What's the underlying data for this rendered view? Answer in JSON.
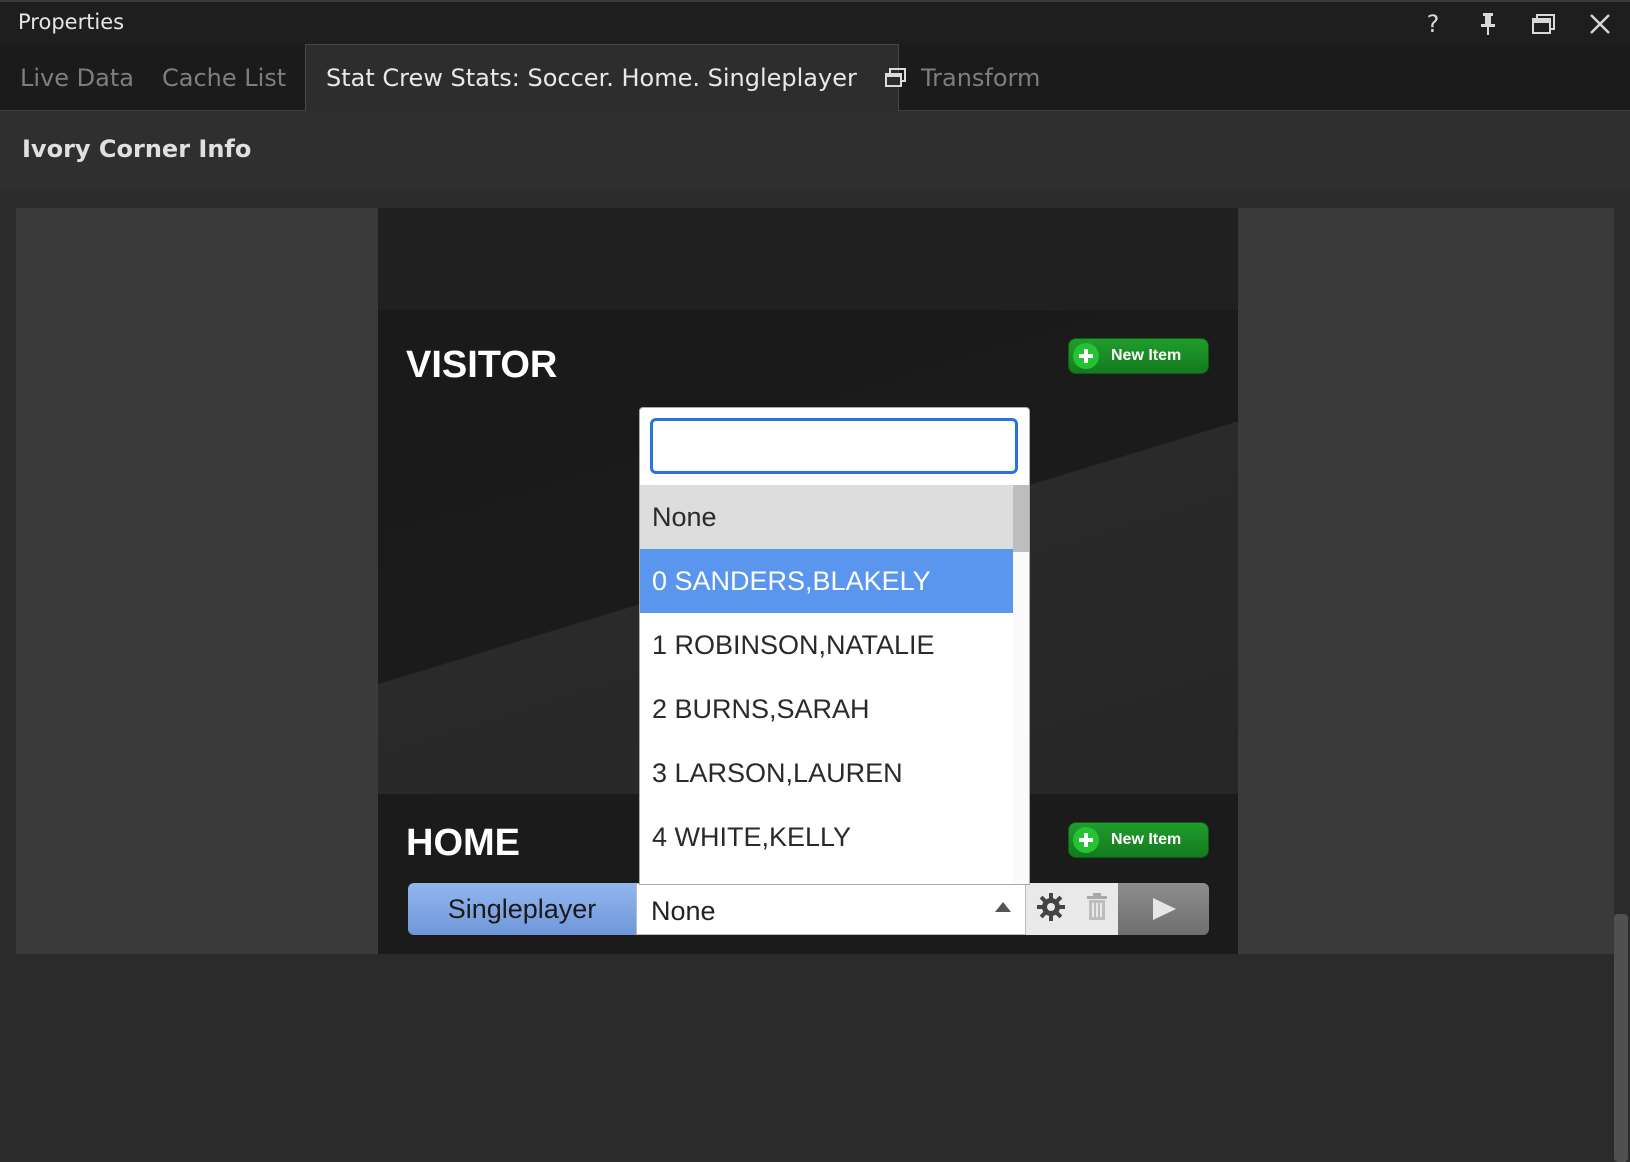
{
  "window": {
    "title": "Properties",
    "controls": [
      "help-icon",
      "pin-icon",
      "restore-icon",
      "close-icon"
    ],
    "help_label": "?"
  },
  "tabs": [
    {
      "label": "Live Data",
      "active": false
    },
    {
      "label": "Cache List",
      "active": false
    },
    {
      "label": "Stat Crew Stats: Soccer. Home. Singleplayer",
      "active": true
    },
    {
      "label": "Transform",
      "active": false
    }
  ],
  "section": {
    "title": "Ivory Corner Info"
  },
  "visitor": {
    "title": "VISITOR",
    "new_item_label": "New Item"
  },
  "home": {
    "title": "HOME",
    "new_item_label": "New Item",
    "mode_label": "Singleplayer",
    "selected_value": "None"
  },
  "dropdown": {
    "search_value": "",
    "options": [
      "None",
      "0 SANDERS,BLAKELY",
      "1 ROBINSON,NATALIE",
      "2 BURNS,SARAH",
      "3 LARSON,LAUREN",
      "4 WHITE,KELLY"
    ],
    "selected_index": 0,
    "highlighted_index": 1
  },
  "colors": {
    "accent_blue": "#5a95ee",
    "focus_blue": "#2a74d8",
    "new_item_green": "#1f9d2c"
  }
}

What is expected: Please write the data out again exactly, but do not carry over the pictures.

Result:
What's the underlying data for this rendered view? Answer in JSON.
{
  "window": {
    "title": "Properties",
    "controls": [
      "help-icon",
      "pin-icon",
      "restore-icon",
      "close-icon"
    ],
    "help_label": "?"
  },
  "tabs": [
    {
      "label": "Live Data",
      "active": false
    },
    {
      "label": "Cache List",
      "active": false
    },
    {
      "label": "Stat Crew Stats: Soccer. Home. Singleplayer",
      "active": true
    },
    {
      "label": "Transform",
      "active": false
    }
  ],
  "section": {
    "title": "Ivory Corner Info"
  },
  "visitor": {
    "title": "VISITOR",
    "new_item_label": "New Item"
  },
  "home": {
    "title": "HOME",
    "new_item_label": "New Item",
    "mode_label": "Singleplayer",
    "selected_value": "None"
  },
  "dropdown": {
    "search_value": "",
    "options": [
      "None",
      "0 SANDERS,BLAKELY",
      "1 ROBINSON,NATALIE",
      "2 BURNS,SARAH",
      "3 LARSON,LAUREN",
      "4 WHITE,KELLY"
    ],
    "selected_index": 0,
    "highlighted_index": 1
  },
  "colors": {
    "accent_blue": "#5a95ee",
    "focus_blue": "#2a74d8",
    "new_item_green": "#1f9d2c"
  }
}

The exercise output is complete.